Dr. Jing Chen Laboratory

Our Research

The terms metabolic "reprogramming" and "rewiring" have emerged to describe the increasingly emphasized metabolic changes in cancer cells. However, they have been used interchangeably without appreciation for their mechanistic distinction and biological implications. Dr. Chen and his team were the first to clearly define and distinguish them. They have accomplished a series of work that lays the foundation for a novel notion that "metabolic reprogramming" should represent "software" changes in cancer cells and describe metabolic alterations that are normally induced by growth factors in proliferating cells, but "hijacked" by oncogenic signals; and "metabolic rewiring" should represent "hardware" changes and describe newly "forged" metabolic alterations due to "neo-function" of distinct oncogenic mutants, which are not found in normal cells. Thus, they propose that oncogenic mutations reprogram and rewire metabolic pathways, which could be "fueled" by diet/nutrition, providing a proliferative advantage to cancer. Clearly distinguishing and characterizing metabolic "reprogramming" and "rewiring" in cancer cells will particularly inform therapy development as apparently targeting new "wiring" (e.g. IDH mutant inhibitors) in cancer cells will have minimal toxicity to normal cells. Moreover, exploring pathogenic links between diet and cancer patients harboring particular oncogenic mutations will provide new insights into development of a new concept that they named as "precision diet", which is specifically designed based on individual genetic background, including "personalized" diet with low cancer risk and "diet therapy" providing cancer prevention.

Their goal is to transition these novel approaches to a point where clinical benefit can be achieved for cancer patients through improved lifestyle and treatment.

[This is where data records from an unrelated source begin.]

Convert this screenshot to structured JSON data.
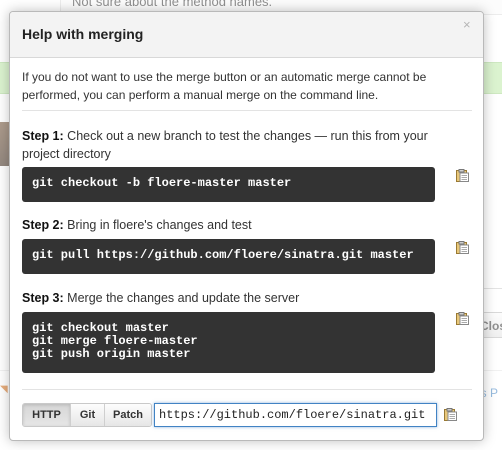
{
  "background": {
    "top_text": "Not sure about the method names.",
    "close_button_label": "Close",
    "link_fragment": "is P"
  },
  "modal": {
    "title": "Help with merging",
    "close_glyph": "×",
    "intro": "If you do not want to use the merge button or an automatic merge cannot be performed, you can perform a manual merge on the command line.",
    "steps": [
      {
        "label": "Step 1:",
        "text": " Check out a new branch to test the changes — run this from your project directory",
        "code": "git checkout -b floere-master master"
      },
      {
        "label": "Step 2:",
        "text": " Bring in floere's changes and test",
        "code": "git pull https://github.com/floere/sinatra.git master"
      },
      {
        "label": "Step 3:",
        "text": " Merge the changes and update the server",
        "code": "git checkout master\ngit merge floere-master\ngit push origin master"
      }
    ],
    "clone": {
      "protocols": [
        "HTTP",
        "Git",
        "Patch"
      ],
      "selected": "HTTP",
      "url": "https://github.com/floere/sinatra.git"
    }
  },
  "colors": {
    "code_bg": "#333333",
    "accent": "#4183c4",
    "green_bar": "#bdeaa8"
  },
  "icons": {
    "copy": "clipboard-icon",
    "close": "close-icon"
  }
}
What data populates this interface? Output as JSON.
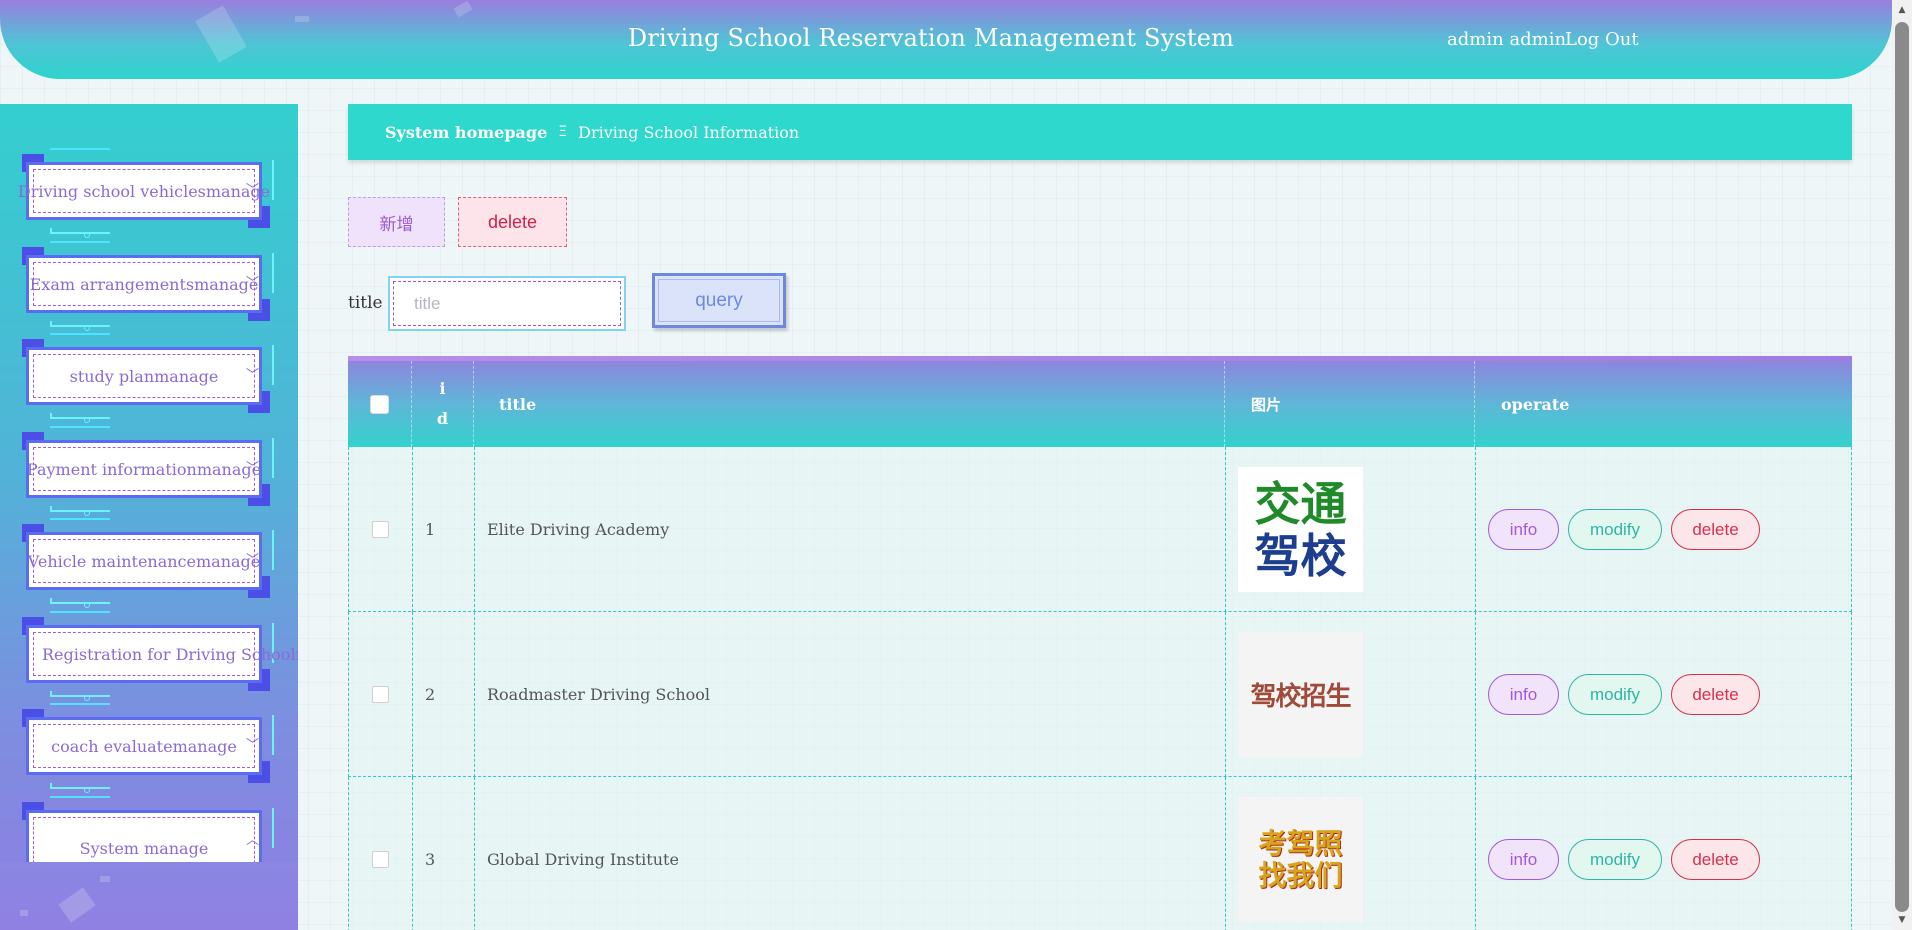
{
  "header": {
    "title": "Driving School Reservation Management System",
    "user": "admin admin",
    "logout_label": "Log Out"
  },
  "sidebar": {
    "items": [
      {
        "label": "Driving school vehiclesmanage",
        "expanded": false
      },
      {
        "label": "Exam arrangementsmanage",
        "expanded": false
      },
      {
        "label": "study planmanage",
        "expanded": false
      },
      {
        "label": "Payment informationmanage",
        "expanded": false
      },
      {
        "label": "Vehicle maintenancemanage",
        "expanded": false
      },
      {
        "label": "Registration for Driving Schoolmanage",
        "expanded": false
      },
      {
        "label": "coach evaluatemanage",
        "expanded": false
      },
      {
        "label": "System manage",
        "expanded": true
      }
    ]
  },
  "breadcrumb": {
    "home": "System homepage",
    "separator": "Ξ",
    "current": "Driving School Information"
  },
  "toolbar": {
    "add_label": "新增",
    "delete_label": "delete"
  },
  "search": {
    "label": "title",
    "placeholder": "title",
    "value": "",
    "query_label": "query"
  },
  "table": {
    "columns": {
      "id": [
        "i",
        "d"
      ],
      "title": "title",
      "image": "图片",
      "operate": "operate"
    },
    "rows": [
      {
        "id": "1",
        "title": "Elite Driving Academy",
        "image": {
          "line1": "交通",
          "line2": "驾校"
        }
      },
      {
        "id": "2",
        "title": "Roadmaster Driving School",
        "image": {
          "line1": "驾校招生",
          "line2": ""
        }
      },
      {
        "id": "3",
        "title": "Global Driving Institute",
        "image": {
          "line1": "考驾照",
          "line2": "找我们"
        }
      }
    ],
    "actions": {
      "info": "info",
      "modify": "modify",
      "delete": "delete"
    }
  },
  "colors": {
    "accent_teal": "#2ed8cd",
    "accent_purple": "#9a7ede",
    "danger": "#d5304e"
  }
}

Three major directions include (1) Targeting mutation-specific, "synthetic lethal" metabolic partners and related "rewired" pathways in cancer; (2) Targeting diet-fueled metabolic "rewiring" in cancer; and (3) Targeting "reprogrammed" metal ion homeostasis and metabolism in cancer.